*** Data records ***
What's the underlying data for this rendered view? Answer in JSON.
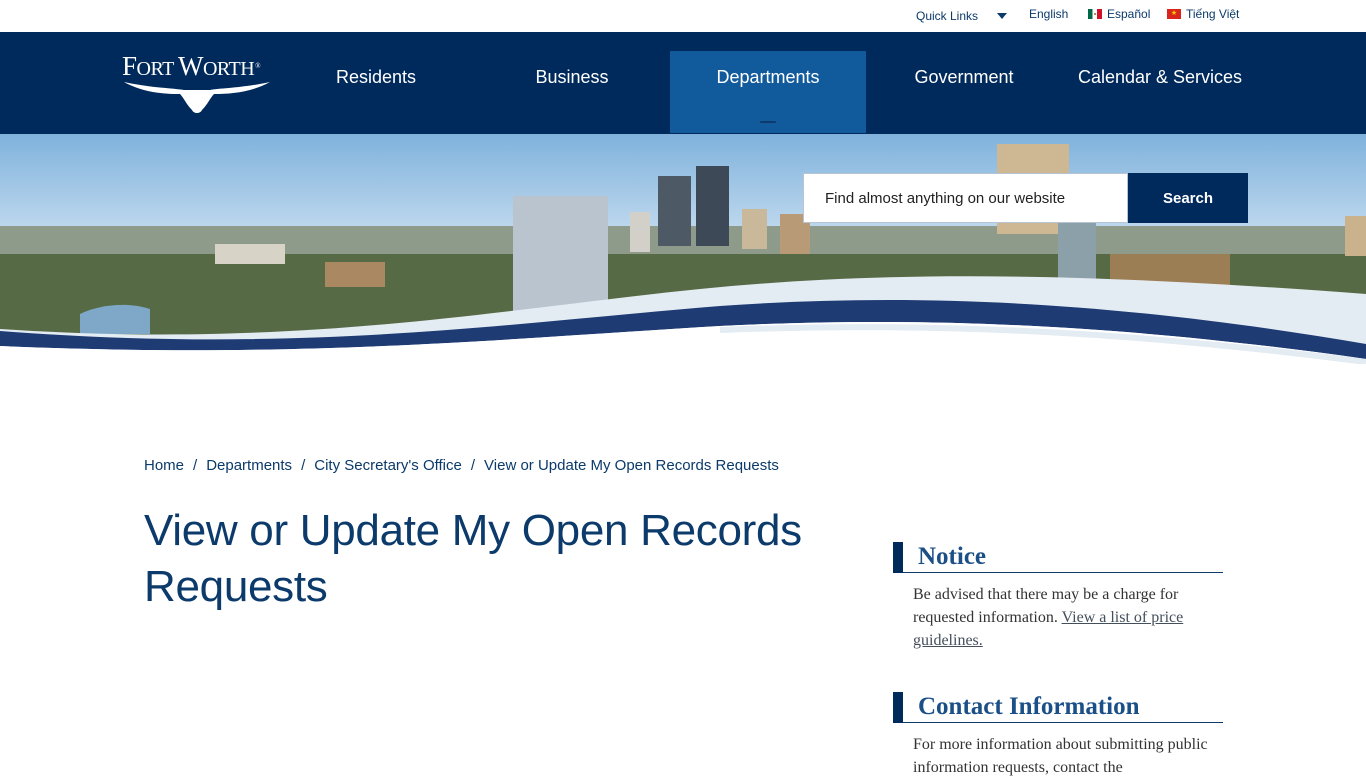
{
  "utility": {
    "quick_links": "Quick Links",
    "languages": [
      {
        "label": "English",
        "flag": ""
      },
      {
        "label": "Español",
        "flag": "mexico-flag"
      },
      {
        "label": "Tiếng Việt",
        "flag": "vietnam-flag"
      }
    ]
  },
  "logo": {
    "text_big_f": "F",
    "text_ort": "ORT ",
    "text_big_w": "W",
    "text_orth": "ORTH",
    "reg": "®",
    "alt": "Fort Worth"
  },
  "nav": {
    "items": [
      {
        "label": "Residents",
        "active": false
      },
      {
        "label": "Business",
        "active": false
      },
      {
        "label": "Departments",
        "active": true
      },
      {
        "label": "Government",
        "active": false
      },
      {
        "label": "Calendar & Services",
        "active": false
      }
    ]
  },
  "search": {
    "placeholder": "Find almost anything on our website",
    "button_label": "Search"
  },
  "breadcrumb": {
    "items": [
      "Home",
      "Departments",
      "City Secretary's Office",
      "View or Update My Open Records Requests"
    ],
    "separator": "/"
  },
  "page": {
    "title": "View or Update My Open Records Requests"
  },
  "sidebar": {
    "notice": {
      "title": "Notice",
      "text": "Be advised that there may be a charge for requested information.",
      "link": "View a list of price guidelines."
    },
    "contact": {
      "title": "Contact Information",
      "text": "For more information about submitting public information requests, contact the"
    }
  },
  "colors": {
    "navy": "#002a5c",
    "nav_active": "#115a9c",
    "text_blue": "#0b3a6b",
    "heading_blue": "#1b4f87"
  }
}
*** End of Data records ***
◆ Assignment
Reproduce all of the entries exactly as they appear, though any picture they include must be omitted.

◆ Task solution
What's the underlying data for this rendered view? Answer in JSON.
{
  "utility": {
    "quick_links": "Quick Links",
    "languages": [
      {
        "label": "English",
        "flag": ""
      },
      {
        "label": "Español",
        "flag": "mexico-flag"
      },
      {
        "label": "Tiếng Việt",
        "flag": "vietnam-flag"
      }
    ]
  },
  "logo": {
    "text_big_f": "F",
    "text_ort": "ORT ",
    "text_big_w": "W",
    "text_orth": "ORTH",
    "reg": "®",
    "alt": "Fort Worth"
  },
  "nav": {
    "items": [
      {
        "label": "Residents",
        "active": false
      },
      {
        "label": "Business",
        "active": false
      },
      {
        "label": "Departments",
        "active": true
      },
      {
        "label": "Government",
        "active": false
      },
      {
        "label": "Calendar & Services",
        "active": false
      }
    ]
  },
  "search": {
    "placeholder": "Find almost anything on our website",
    "button_label": "Search"
  },
  "breadcrumb": {
    "items": [
      "Home",
      "Departments",
      "City Secretary's Office",
      "View or Update My Open Records Requests"
    ],
    "separator": "/"
  },
  "page": {
    "title": "View or Update My Open Records Requests"
  },
  "sidebar": {
    "notice": {
      "title": "Notice",
      "text": "Be advised that there may be a charge for requested information.",
      "link": "View a list of price guidelines."
    },
    "contact": {
      "title": "Contact Information",
      "text": "For more information about submitting public information requests, contact the"
    }
  },
  "colors": {
    "navy": "#002a5c",
    "nav_active": "#115a9c",
    "text_blue": "#0b3a6b",
    "heading_blue": "#1b4f87"
  }
}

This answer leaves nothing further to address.